The thirty-two teams came from twenty-one states, plus Washington, D.C. California and Tennessee had the most teams with three each. Twenty-nine states did not have any teams receiving bids.
|3||California||Long Beach St., Stanford, Southern California|
|3||Tennessee||Memphis, Tennessee Tech, Tennessee|
|2||Mississippi||Jackson St., Ole Miss|
|2||North Carolina||North Carolina St., East Carolina|
|2||Ohio||Ohio St., Kent St.|
|2||Pennsylvania||Cheyney, Penn St.|
|2||South Carolina||South Carolina, Clemson|
|1||District of Columbia||Howard|
|1||New Jersey||St. Peter's|
|1||Texas||Stephen F. Austin|
Mideast Regional - University of Tennessee - Knoxville, TN (Stokely Athletic Center)Edit
March 12 and 13
March 18 and 19
|1||Southern California (20-3)||99|
|8||Kent St. (17-13)||55|
|4||Penn State (23-5)||96|
|6||Ole Miss (27-4)||70|
|7||Jackson St. (28-7)||56|
Midwest Regional - Louisiana Tech - Ruston, LA (Memorial Gymnasium)Edit
March 12 and 14
|1||Louisiana Tech (30-1)||114|
|8||Tennessee Tech (20-10)||53|
|4||Arizona St. (23-6)||97|
|3||South Carolina (21-7)||79|
|6||East Carolina (17-9)||54|
East Regional - N.C. State - Raleigh, NC (Reynolds Coliseum)Edit
|1||Old Dominion (21-5)||75|
|8||St. Peter's (25-4)||42|
|4||Kansas State (24-5)||78|
|5||Stephen F. Austin (15-8)||75|
|3||North Carolina State(23-5)||75|
|3||North Carolina State||61|
West Regional - Stanford University - Palo Alto, CA (Maples Pavilion)Edit
|1||Long Beach State (22-5)||95|
|1||Long Beach State||78|
|5||Ohio State (19-6)||79|
Final Four - Old Dominion - Norfolk, VAEdit
Record by conferenceEdit
Eight conferences had more than one bid, or at least one win in NCAA Tournament play:
|Conference||# of Bids||Record||Win %||Round
Six conferences went 0-1: MAAC, MAC, MEAC, Northern California, Ohio Valley Conference, and SWAC
- Janice Lawrence, Louisiana Tech
- Pam Kelly, Louisiana Tech

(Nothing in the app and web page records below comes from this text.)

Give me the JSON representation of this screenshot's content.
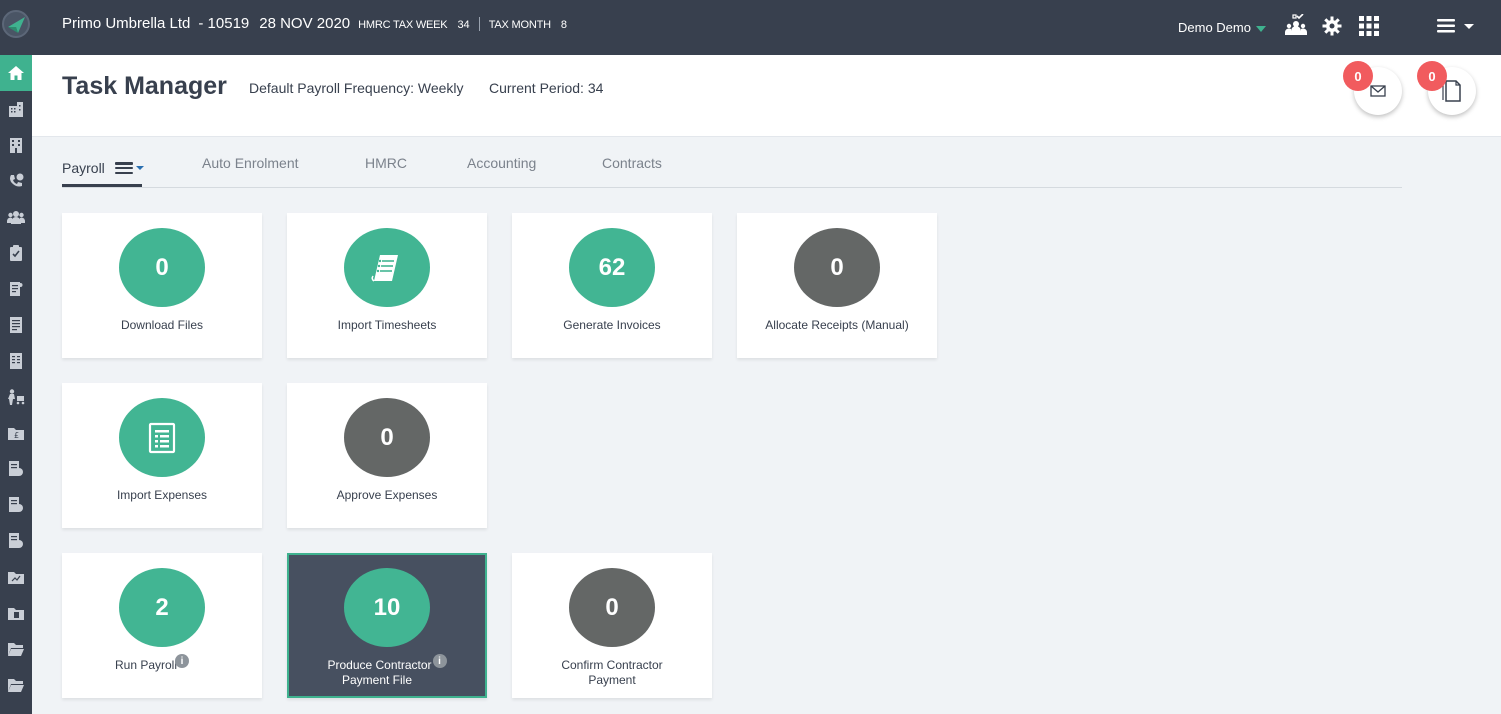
{
  "topbar": {
    "company": "Primo Umbrella Ltd",
    "code": "- 10519",
    "date": "28 NOV 2020",
    "tax_week_label": "HMRC TAX WEEK",
    "tax_week_value": "34",
    "tax_month_label": "TAX MONTH",
    "tax_month_value": "8",
    "user": "Demo Demo"
  },
  "header": {
    "title": "Task Manager",
    "frequency": "Default Payroll Frequency: Weekly",
    "period": "Current Period: 34",
    "messages_count": "0",
    "documents_count": "0"
  },
  "tabs": [
    "Payroll",
    "Auto Enrolment",
    "HMRC",
    "Accounting",
    "Contracts"
  ],
  "cards": [
    {
      "value": "0",
      "label": "Download Files",
      "color": "green"
    },
    {
      "value": "",
      "label": "Import Timesheets",
      "color": "green",
      "icon": "timesheet-icon"
    },
    {
      "value": "62",
      "label": "Generate Invoices",
      "color": "green"
    },
    {
      "value": "0",
      "label": "Allocate Receipts (Manual)",
      "color": "grey"
    },
    {
      "value": "",
      "label": "Import Expenses",
      "color": "green",
      "icon": "expenses-document-icon"
    },
    {
      "value": "0",
      "label": "Approve Expenses",
      "color": "grey"
    },
    {
      "value": "2",
      "label": "Run Payroll",
      "color": "green"
    },
    {
      "value": "10",
      "label_line1": "Produce Contractor",
      "label_line2": "Payment File",
      "color": "green",
      "selected": true
    },
    {
      "value": "0",
      "label_line1": "Confirm Contractor",
      "label_line2": "Payment",
      "color": "grey"
    }
  ],
  "colors": {
    "topbar": "#38404e",
    "accent_green": "#42b593",
    "grey_circle": "#646766",
    "badge_red": "#f15b5e",
    "selected_card": "#475060"
  }
}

- Kim Mulkey, Louisiana Tech
- Yolanda Laney, Cheyney
- Valerie Walker, Cheyney 
- David Sell (semifinal)
- Pete Stewart (semifinal)
- Marcy Weston (Semi-Final, Final)
- Dan Woolridge (Semi-Final, Final)
- ^ Gregory Cooper. "1982 NCAA National Championship Tournament". Archived from the original on 2009-10-20. Retrieved 2007-03-29.
- ^ "CHN Basketball History: Most Outstanding Player". Archived from the original on 2008-01-25. Retrieved 2007-03-30.
- ^ a b Mowins, Beth (March 31, 2006). "Lady Techsters land inaugural NCAA title". ESPN. Retrieved 22 April 2012.
- ^ Diaz, Jaime (November 19, 1986). "Belles Of The Ball". Sports Illustrated. CNNSI. Retrieved 22 April 2012.
- ^ "History of the Wom's Final Four 1982". Sports Illustrated. CNNSI. Retrieved 22 April 2012.
- ^ "Lady Techsters to Receive National Championship Rings 35 Years Later". Archived from the original on 2017-01-16. Retrieved 2017-01-14.
- ^ a b c d e f g h i j Nixon, Rick. "2015 NCAA Women's Final Four Records Book" (PDF). NCAA. Retrieved 30 Jan 2016.
- ^ a b Jackson, Melanie (January 24, 2006). "Bauman sets long-standing record, despite loss". ESPN.
- ^ "Attendance and Sites" (PDF). NCAA. Retrieved 19 March 2012.